* TASK BRIEF *
All of the data must be printed exactly; please include every line.
-- INFORMATION PROVIDED follows --
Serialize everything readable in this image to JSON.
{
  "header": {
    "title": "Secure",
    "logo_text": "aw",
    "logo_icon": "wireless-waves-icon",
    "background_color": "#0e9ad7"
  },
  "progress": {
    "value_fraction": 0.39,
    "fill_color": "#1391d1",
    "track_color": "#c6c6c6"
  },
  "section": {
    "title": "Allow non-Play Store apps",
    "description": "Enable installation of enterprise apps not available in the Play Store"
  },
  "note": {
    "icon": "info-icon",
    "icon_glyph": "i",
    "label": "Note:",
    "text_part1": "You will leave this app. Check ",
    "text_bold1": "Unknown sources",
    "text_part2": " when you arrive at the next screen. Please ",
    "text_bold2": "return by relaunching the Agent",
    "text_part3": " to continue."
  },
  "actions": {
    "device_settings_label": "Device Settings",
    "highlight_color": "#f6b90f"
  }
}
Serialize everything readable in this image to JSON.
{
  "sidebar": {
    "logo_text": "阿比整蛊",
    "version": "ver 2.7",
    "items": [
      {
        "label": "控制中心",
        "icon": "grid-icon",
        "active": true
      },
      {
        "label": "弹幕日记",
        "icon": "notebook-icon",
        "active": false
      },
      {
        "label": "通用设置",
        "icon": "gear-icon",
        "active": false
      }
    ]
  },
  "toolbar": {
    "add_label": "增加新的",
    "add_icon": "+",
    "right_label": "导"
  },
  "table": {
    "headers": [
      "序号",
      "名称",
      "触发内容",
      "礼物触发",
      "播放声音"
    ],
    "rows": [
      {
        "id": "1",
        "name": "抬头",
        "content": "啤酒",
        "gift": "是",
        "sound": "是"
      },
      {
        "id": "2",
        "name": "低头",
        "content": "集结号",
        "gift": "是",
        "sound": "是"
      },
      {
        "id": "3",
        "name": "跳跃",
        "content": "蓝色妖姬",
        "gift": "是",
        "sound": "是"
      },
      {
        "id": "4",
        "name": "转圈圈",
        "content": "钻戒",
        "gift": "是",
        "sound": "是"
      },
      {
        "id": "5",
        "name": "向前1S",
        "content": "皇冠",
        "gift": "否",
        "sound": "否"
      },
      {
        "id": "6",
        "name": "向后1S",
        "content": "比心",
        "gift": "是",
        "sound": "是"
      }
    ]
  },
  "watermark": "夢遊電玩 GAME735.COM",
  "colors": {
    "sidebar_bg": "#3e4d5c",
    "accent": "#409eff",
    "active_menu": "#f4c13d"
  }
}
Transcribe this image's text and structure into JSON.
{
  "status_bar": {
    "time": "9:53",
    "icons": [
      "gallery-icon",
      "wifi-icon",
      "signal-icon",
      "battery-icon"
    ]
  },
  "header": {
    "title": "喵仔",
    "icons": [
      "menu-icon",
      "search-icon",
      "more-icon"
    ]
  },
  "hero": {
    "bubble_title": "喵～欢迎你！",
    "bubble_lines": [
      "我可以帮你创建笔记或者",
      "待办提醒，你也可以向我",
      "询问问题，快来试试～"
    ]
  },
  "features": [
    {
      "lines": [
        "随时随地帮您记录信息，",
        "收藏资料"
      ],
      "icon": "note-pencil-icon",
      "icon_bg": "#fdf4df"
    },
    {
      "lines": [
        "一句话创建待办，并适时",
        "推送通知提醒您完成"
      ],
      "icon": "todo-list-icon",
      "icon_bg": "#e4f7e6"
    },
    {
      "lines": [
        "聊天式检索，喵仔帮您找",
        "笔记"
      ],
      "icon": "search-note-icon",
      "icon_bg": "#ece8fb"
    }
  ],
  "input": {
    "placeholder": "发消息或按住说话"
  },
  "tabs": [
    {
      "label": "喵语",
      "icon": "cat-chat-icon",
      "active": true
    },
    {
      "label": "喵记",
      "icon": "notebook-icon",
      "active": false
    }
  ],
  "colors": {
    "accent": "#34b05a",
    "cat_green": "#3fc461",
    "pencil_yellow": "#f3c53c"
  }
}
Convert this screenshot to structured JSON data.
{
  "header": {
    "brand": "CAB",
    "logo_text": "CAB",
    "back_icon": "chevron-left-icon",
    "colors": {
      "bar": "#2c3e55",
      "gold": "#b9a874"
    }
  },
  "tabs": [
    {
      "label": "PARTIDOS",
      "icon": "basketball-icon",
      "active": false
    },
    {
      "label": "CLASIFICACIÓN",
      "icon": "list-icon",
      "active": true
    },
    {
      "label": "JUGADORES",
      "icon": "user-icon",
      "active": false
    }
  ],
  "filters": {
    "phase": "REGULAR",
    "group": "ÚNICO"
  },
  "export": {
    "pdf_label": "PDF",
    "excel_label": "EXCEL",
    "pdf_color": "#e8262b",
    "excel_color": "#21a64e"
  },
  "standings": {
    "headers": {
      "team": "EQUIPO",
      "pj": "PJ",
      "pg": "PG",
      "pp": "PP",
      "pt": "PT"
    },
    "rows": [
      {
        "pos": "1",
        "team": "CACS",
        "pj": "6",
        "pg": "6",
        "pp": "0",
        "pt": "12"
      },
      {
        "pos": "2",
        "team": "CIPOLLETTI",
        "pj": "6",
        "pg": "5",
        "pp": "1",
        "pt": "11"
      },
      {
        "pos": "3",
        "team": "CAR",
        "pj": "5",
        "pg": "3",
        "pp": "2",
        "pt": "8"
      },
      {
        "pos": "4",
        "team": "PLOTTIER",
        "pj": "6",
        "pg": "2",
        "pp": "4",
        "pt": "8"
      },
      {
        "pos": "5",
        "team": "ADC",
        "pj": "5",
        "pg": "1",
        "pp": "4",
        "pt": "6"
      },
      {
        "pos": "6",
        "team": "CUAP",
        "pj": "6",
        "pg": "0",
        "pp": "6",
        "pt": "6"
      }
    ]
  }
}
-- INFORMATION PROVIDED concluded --
* SOLUTION TO THE EXERCISE *
Serialize everything readable in this image to JSON.
{
  "header": {
    "title": "Secure",
    "logo_text": "aw",
    "logo_icon": "wireless-waves-icon",
    "background_color": "#0e9ad7"
  },
  "progress": {
    "value_fraction": 0.39,
    "fill_color": "#1391d1",
    "track_color": "#c6c6c6"
  },
  "section": {
    "title": "Allow non-Play Store apps",
    "description": "Enable installation of enterprise apps not available in the Play Store"
  },
  "note": {
    "icon": "info-icon",
    "icon_glyph": "i",
    "label": "Note:",
    "text_part1": "You will leave this app. Check ",
    "text_bold1": "Unknown sources",
    "text_part2": " when you arrive at the next screen. Please ",
    "text_bold2": "return by relaunching the Agent",
    "text_part3": " to continue."
  },
  "actions": {
    "device_settings_label": "Device Settings",
    "highlight_color": "#f6b90f"
  }
}
Serialize everything readable in this image to JSON.
{
  "sidebar": {
    "logo_text": "阿比整蛊",
    "version": "ver 2.7",
    "items": [
      {
        "label": "控制中心",
        "icon": "grid-icon",
        "active": true
      },
      {
        "label": "弹幕日记",
        "icon": "notebook-icon",
        "active": false
      },
      {
        "label": "通用设置",
        "icon": "gear-icon",
        "active": false
      }
    ]
  },
  "toolbar": {
    "add_label": "增加新的",
    "add_icon": "+",
    "right_label": "导"
  },
  "table": {
    "headers": [
      "序号",
      "名称",
      "触发内容",
      "礼物触发",
      "播放声音"
    ],
    "rows": [
      {
        "id": "1",
        "name": "抬头",
        "content": "啤酒",
        "gift": "是",
        "sound": "是"
      },
      {
        "id": "2",
        "name": "低头",
        "content": "集结号",
        "gift": "是",
        "sound": "是"
      },
      {
        "id": "3",
        "name": "跳跃",
        "content": "蓝色妖姬",
        "gift": "是",
        "sound": "是"
      },
      {
        "id": "4",
        "name": "转圈圈",
        "content": "钻戒",
        "gift": "是",
        "sound": "是"
      },
      {
        "id": "5",
        "name": "向前1S",
        "content": "皇冠",
        "gift": "否",
        "sound": "否"
      },
      {
        "id": "6",
        "name": "向后1S",
        "content": "比心",
        "gift": "是",
        "sound": "是"
      }
    ]
  },
  "watermark": "夢遊電玩 GAME735.COM",
  "colors": {
    "sidebar_bg": "#3e4d5c",
    "accent": "#409eff",
    "active_menu": "#f4c13d"
  }
}
Transcribe this image's text and structure into JSON.
{
  "status_bar": {
    "time": "9:53",
    "icons": [
      "gallery-icon",
      "wifi-icon",
      "signal-icon",
      "battery-icon"
    ]
  },
  "header": {
    "title": "喵仔",
    "icons": [
      "menu-icon",
      "search-icon",
      "more-icon"
    ]
  },
  "hero": {
    "bubble_title": "喵～欢迎你！",
    "bubble_lines": [
      "我可以帮你创建笔记或者",
      "待办提醒，你也可以向我",
      "询问问题，快来试试～"
    ]
  },
  "features": [
    {
      "lines": [
        "随时随地帮您记录信息，",
        "收藏资料"
      ],
      "icon": "note-pencil-icon",
      "icon_bg": "#fdf4df"
    },
    {
      "lines": [
        "一句话创建待办，并适时",
        "推送通知提醒您完成"
      ],
      "icon": "todo-list-icon",
      "icon_bg": "#e4f7e6"
    },
    {
      "lines": [
        "聊天式检索，喵仔帮您找",
        "笔记"
      ],
      "icon": "search-note-icon",
      "icon_bg": "#ece8fb"
    }
  ],
  "input": {
    "placeholder": "发消息或按住说话"
  },
  "tabs": [
    {
      "label": "喵语",
      "icon": "cat-chat-icon",
      "active": true
    },
    {
      "label": "喵记",
      "icon": "notebook-icon",
      "active": false
    }
  ],
  "colors": {
    "accent": "#34b05a",
    "cat_green": "#3fc461",
    "pencil_yellow": "#f3c53c"
  }
}
Convert this screenshot to structured JSON data.
{
  "header": {
    "brand": "CAB",
    "logo_text": "CAB",
    "back_icon": "chevron-left-icon",
    "colors": {
      "bar": "#2c3e55",
      "gold": "#b9a874"
    }
  },
  "tabs": [
    {
      "label": "PARTIDOS",
      "icon": "basketball-icon",
      "active": false
    },
    {
      "label": "CLASIFICACIÓN",
      "icon": "list-icon",
      "active": true
    },
    {
      "label": "JUGADORES",
      "icon": "user-icon",
      "active": false
    }
  ],
  "filters": {
    "phase": "REGULAR",
    "group": "ÚNICO"
  },
  "export": {
    "pdf_label": "PDF",
    "excel_label": "EXCEL",
    "pdf_color": "#e8262b",
    "excel_color": "#21a64e"
  },
  "standings": {
    "headers": {
      "team": "EQUIPO",
      "pj": "PJ",
      "pg": "PG",
      "pp": "PP",
      "pt": "PT"
    },
    "rows": [
      {
        "pos": "1",
        "team": "CACS",
        "pj": "6",
        "pg": "6",
        "pp": "0",
        "pt": "12"
      },
      {
        "pos": "2",
        "team": "CIPOLLETTI",
        "pj": "6",
        "pg": "5",
        "pp": "1",
        "pt": "11"
      },
      {
        "pos": "3",
        "team": "CAR",
        "pj": "5",
        "pg": "3",
        "pp": "2",
        "pt": "8"
      },
      {
        "pos": "4",
        "team": "PLOTTIER",
        "pj": "6",
        "pg": "2",
        "pp": "4",
        "pt": "8"
      },
      {
        "pos": "5",
        "team": "ADC",
        "pj": "5",
        "pg": "1",
        "pp": "4",
        "pt": "6"
      },
      {
        "pos": "6",
        "team": "CUAP",
        "pj": "6",
        "pg": "0",
        "pp": "6",
        "pt": "6"
      }
    ]
  }
}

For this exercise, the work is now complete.